I heard over the radio the speech delivered by Mr. Anthony Eden yesterday afternoon, and if the leader of the opposition did not hear it I suggest that he read it. Mr. Eden agreed with the view that has been expressed by Mr. Bevin, Mr. Churchill, Mr. Hull and Mr. Roosevelt, that the time has arrived when we must remove the restrictions on foreign trade. I can always understand the viewpoint of the Conservative party. I remember that in this house, in 1924, I said we could easily appreciate the Conservative policy because in season and out of season, in office and out of office, they have advocated high protection. At that time I went on to chide the Liberals because when they were out of office they talked of lower customs duties, but invariably when they
War Exchange Conservation Act
assumed office they ke-pt the tariff at about the same level as the Conservatives had it when they were in power. Now that the party with whidh I am affiliated is willing to step out and reduce these duties, I want to encourage it in its action, and I think that should be done by every Liberal member of this bouse. Back up this administration. We want the trade barriers removed; we want justice in this country. This very war we are fighting to-day was caused by restrictions on international trade. Perhaps now we are learning what we should have learned twenty years ago, that these trade restrictions have caused unrest, distrust and misery among the people of the world. I have heard it stated that this war was caused by the interests of capital and the interests of the people coming into conflict. We must remove the causes of war, and one of the very best things we can do is to accept the advice of the great statesmen of England and the United States; and I believe we have some in Canada as well.

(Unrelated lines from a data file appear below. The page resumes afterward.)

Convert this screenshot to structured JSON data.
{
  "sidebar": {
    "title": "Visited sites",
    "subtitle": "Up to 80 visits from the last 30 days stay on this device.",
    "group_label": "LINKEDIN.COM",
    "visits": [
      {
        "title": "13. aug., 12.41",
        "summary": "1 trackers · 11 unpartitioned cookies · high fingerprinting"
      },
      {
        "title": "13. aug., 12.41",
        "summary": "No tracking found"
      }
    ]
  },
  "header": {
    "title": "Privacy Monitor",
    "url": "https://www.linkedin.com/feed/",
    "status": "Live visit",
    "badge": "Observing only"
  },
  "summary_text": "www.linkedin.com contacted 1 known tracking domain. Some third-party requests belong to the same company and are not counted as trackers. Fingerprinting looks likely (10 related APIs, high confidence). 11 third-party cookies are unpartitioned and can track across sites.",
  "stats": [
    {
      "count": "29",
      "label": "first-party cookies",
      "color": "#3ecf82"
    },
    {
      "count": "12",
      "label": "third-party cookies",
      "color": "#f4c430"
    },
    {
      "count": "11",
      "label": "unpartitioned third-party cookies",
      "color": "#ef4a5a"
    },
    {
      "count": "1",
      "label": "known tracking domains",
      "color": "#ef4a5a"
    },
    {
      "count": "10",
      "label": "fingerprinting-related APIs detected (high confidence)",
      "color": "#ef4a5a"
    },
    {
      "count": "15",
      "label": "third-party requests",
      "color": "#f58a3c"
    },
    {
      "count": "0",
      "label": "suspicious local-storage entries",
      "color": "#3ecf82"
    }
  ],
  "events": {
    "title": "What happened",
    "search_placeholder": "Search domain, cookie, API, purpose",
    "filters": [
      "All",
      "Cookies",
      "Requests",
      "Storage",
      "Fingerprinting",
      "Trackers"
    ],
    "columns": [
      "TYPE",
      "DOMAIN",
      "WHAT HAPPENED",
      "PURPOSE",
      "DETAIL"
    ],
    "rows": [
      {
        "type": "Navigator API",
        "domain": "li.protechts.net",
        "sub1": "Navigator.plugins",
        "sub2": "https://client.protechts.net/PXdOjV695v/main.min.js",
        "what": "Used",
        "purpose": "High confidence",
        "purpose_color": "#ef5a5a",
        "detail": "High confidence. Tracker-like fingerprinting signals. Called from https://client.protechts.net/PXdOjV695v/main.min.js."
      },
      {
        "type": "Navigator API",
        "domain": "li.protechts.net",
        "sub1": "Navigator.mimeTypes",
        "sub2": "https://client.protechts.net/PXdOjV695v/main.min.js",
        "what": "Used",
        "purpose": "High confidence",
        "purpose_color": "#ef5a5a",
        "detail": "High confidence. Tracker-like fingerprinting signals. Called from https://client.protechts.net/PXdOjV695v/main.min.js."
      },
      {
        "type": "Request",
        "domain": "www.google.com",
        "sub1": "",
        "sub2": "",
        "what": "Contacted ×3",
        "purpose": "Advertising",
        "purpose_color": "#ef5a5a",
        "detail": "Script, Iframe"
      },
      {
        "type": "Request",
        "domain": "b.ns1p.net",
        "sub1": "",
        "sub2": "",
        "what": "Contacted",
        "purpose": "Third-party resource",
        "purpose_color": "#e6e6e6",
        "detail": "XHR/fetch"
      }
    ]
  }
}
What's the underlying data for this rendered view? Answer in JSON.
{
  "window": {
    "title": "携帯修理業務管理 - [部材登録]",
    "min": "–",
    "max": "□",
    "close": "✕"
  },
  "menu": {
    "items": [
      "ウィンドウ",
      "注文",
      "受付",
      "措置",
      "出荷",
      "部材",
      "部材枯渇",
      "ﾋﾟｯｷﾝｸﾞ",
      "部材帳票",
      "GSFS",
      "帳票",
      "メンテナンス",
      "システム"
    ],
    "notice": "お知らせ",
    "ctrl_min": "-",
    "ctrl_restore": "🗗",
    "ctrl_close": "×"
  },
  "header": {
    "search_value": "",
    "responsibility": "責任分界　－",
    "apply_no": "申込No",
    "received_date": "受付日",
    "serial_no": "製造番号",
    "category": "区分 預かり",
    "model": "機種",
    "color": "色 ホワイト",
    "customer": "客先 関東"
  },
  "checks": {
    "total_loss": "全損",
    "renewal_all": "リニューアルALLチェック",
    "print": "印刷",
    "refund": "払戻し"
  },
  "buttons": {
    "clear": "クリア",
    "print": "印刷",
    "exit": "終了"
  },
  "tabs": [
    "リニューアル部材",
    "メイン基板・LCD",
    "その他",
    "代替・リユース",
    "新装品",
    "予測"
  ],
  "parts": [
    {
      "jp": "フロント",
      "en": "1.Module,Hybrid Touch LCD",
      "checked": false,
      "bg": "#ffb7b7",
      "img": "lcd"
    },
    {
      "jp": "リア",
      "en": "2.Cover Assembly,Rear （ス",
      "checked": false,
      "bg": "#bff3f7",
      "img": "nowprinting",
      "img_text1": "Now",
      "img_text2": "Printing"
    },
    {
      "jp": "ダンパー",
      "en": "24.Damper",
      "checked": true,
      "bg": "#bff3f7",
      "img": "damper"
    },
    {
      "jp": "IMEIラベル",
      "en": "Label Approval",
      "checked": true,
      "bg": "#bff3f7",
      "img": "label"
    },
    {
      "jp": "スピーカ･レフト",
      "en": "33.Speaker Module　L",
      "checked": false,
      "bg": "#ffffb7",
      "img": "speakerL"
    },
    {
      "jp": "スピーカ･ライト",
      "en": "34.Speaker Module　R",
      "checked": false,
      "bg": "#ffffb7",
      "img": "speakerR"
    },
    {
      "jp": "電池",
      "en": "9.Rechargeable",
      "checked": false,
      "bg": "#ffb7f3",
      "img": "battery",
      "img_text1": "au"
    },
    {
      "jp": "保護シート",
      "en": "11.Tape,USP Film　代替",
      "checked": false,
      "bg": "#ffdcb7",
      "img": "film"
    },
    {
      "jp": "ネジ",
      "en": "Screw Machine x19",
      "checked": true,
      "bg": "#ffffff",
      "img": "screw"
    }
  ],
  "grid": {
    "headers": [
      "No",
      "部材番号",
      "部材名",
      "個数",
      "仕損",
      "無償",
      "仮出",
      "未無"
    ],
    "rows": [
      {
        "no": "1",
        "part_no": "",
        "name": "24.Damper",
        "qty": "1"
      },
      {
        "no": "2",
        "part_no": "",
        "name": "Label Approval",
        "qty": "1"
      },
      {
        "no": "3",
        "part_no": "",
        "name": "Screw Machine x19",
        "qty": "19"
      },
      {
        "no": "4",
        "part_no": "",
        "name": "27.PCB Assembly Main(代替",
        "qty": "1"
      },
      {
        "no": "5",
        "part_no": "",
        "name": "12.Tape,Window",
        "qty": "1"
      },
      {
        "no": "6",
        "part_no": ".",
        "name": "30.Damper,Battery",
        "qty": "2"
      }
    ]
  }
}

Now, Mr. Chairman, if you will not call me to order I should like to say something that I may not have an opportunity to say again, and it will not take me more than two minutes. I want to compare the Canadian manufacturer with the British manufacturer. Why can the Canadian manufacturer not compete with the British manufacturer, even without a customs duty?